Dad is a part of who I am
I love both of my parents very much and am very thankful for every opportunity they gave me in life. However, it has definitely been my father who has had the biggest influence on who I am as a person.
My dad is also in the newspaper business, and so I grew up with “ink in my veins,” so to speak (as well as on my skin and clothes). I have vivid memories of him having to work late at night, but allowing me to come to the office and mess around playing games on his old black-and-white Macintosh. I remember that his desk was often a mess, but he always managed to find a special place for the hand-written notes and cards that my siblings and I drew for him.

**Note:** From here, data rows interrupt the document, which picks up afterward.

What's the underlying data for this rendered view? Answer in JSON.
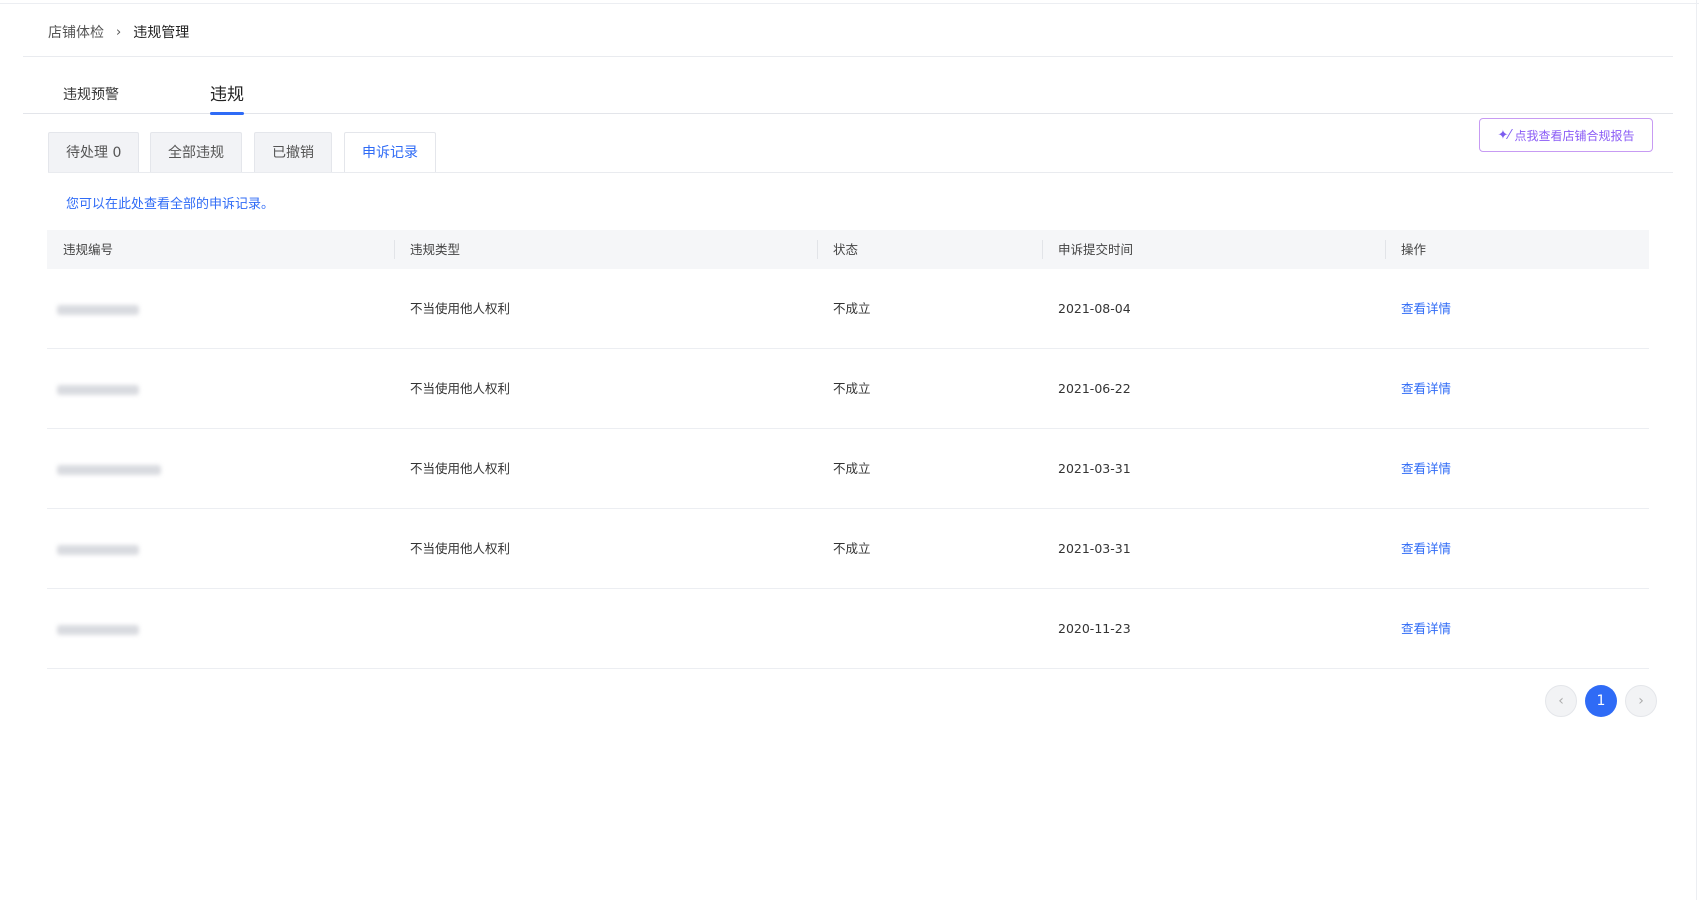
{
  "breadcrumb": {
    "item1": "店铺体检",
    "separator": "›",
    "item2": "违规管理"
  },
  "main_tabs": {
    "tab1": "违规预警",
    "tab2": "违规"
  },
  "sub_tabs": {
    "pending": "待处理 0",
    "all": "全部违规",
    "revoked": "已撤销",
    "appeals": "申诉记录"
  },
  "report_button": {
    "icon": "sparkle-icon",
    "label": "点我查看店铺合规报告"
  },
  "notice": "您可以在此处查看全部的申诉记录。",
  "table": {
    "headers": [
      "违规编号",
      "违规类型",
      "状态",
      "申诉提交时间",
      "操作"
    ],
    "rows": [
      {
        "type": "不当使用他人权利",
        "status": "不成立",
        "date": "2021-08-04",
        "action": "查看详情"
      },
      {
        "type": "不当使用他人权利",
        "status": "不成立",
        "date": "2021-06-22",
        "action": "查看详情"
      },
      {
        "type": "不当使用他人权利",
        "status": "不成立",
        "date": "2021-03-31",
        "action": "查看详情"
      },
      {
        "type": "不当使用他人权利",
        "status": "不成立",
        "date": "2021-03-31",
        "action": "查看详情"
      },
      {
        "type": "",
        "status": "",
        "date": "2020-11-23",
        "action": "查看详情"
      }
    ]
  },
  "pagination": {
    "prev": "‹",
    "current": "1",
    "next": "›"
  },
  "colors": {
    "accent": "#2f6bf6",
    "report_border": "#c79bf3"
  }
}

As a little boy, I can remember little snippets of my dad’s conversations — like “going to the Rotary Club” and “attending a groundbreaking.” As a kid, I had no idea what any of these phrases meant, and yet now I experience them in my everyday life. Even though I have always loved to write, I doubt that I would be in the newspaper business now if it wasn’t from that influence of growing up around my dad.
My dad has also imbued me with his unique sense of humor, which consists almost entirely of bad puns and jokes. To this day, I still find myself quipping to someone, “You’re thirsty? I thought your name was John.” When he was driving the family around and we passed a cemetery, he would always say — without fail — “people are dying to get in there” and “that’s the deadest place in town.” My favorite quote of his, though, is his response when somebody says they’re going to take a shower — “Careful you don’t get too wet.”

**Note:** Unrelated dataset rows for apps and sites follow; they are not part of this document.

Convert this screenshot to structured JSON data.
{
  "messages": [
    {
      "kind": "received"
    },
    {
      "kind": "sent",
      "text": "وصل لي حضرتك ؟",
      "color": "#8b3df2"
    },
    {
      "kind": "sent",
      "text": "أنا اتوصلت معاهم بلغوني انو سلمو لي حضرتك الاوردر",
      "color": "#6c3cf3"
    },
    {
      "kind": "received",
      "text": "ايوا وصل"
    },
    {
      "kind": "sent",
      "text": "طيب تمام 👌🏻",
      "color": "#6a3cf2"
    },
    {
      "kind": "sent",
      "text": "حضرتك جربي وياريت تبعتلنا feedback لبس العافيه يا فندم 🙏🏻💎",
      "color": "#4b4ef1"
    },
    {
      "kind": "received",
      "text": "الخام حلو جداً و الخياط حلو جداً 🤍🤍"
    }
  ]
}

It was my dad who got me to first enjoy sports, and helped me learn how to properly play video poker. My dad was the one who read out my spelling bee words when I was studying for the state finals. He was the one who not only helped me practice my soccer at home, but also took over as coach when nobody else was willing to do it (we went undefeated that year, by the way!).

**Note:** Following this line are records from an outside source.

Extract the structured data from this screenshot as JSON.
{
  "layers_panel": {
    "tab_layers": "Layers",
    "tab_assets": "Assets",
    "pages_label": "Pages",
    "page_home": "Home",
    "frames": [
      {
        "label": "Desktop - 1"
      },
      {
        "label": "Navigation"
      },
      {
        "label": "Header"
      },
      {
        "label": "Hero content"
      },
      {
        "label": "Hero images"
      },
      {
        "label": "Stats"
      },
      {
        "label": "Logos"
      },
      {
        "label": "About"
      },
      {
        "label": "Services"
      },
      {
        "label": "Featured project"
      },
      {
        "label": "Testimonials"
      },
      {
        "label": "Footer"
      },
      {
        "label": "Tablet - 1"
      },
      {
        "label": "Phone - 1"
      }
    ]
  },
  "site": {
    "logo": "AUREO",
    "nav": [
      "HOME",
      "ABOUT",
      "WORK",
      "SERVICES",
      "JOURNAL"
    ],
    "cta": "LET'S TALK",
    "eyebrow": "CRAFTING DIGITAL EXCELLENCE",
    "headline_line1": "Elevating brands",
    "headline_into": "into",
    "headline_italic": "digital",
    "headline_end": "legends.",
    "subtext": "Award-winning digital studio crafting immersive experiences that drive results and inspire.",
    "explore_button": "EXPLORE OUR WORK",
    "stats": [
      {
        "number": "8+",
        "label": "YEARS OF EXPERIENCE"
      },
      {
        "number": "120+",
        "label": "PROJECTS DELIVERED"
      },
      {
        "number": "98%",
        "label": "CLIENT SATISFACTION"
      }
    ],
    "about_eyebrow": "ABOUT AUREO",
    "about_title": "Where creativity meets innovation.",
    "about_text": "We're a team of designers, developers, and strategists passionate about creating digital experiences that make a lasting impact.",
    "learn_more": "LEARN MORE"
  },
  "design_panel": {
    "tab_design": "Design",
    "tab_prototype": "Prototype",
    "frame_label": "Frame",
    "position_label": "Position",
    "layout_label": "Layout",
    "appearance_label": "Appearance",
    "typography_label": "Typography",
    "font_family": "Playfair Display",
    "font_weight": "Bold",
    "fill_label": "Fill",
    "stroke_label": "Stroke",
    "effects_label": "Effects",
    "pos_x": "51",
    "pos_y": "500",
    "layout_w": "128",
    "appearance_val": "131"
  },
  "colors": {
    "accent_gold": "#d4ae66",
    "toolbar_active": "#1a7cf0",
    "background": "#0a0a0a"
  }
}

Of course, I know that my memories of dad are not unique. So many people in this county and country have similar thoughts, and I’m sure enjoy every minute they spend on the phone reminiscing about those moments with their fathers.
After all, I know that one day, I may no longer have the chance to call up my dad and talk to him. At that point, after he has joined “the deadest place in town,” all I’ll have left are memories.
Take advantage of the chance to make Sunday a special Father’s Day. And if you take a shower before church, be careful you don’t get too wet.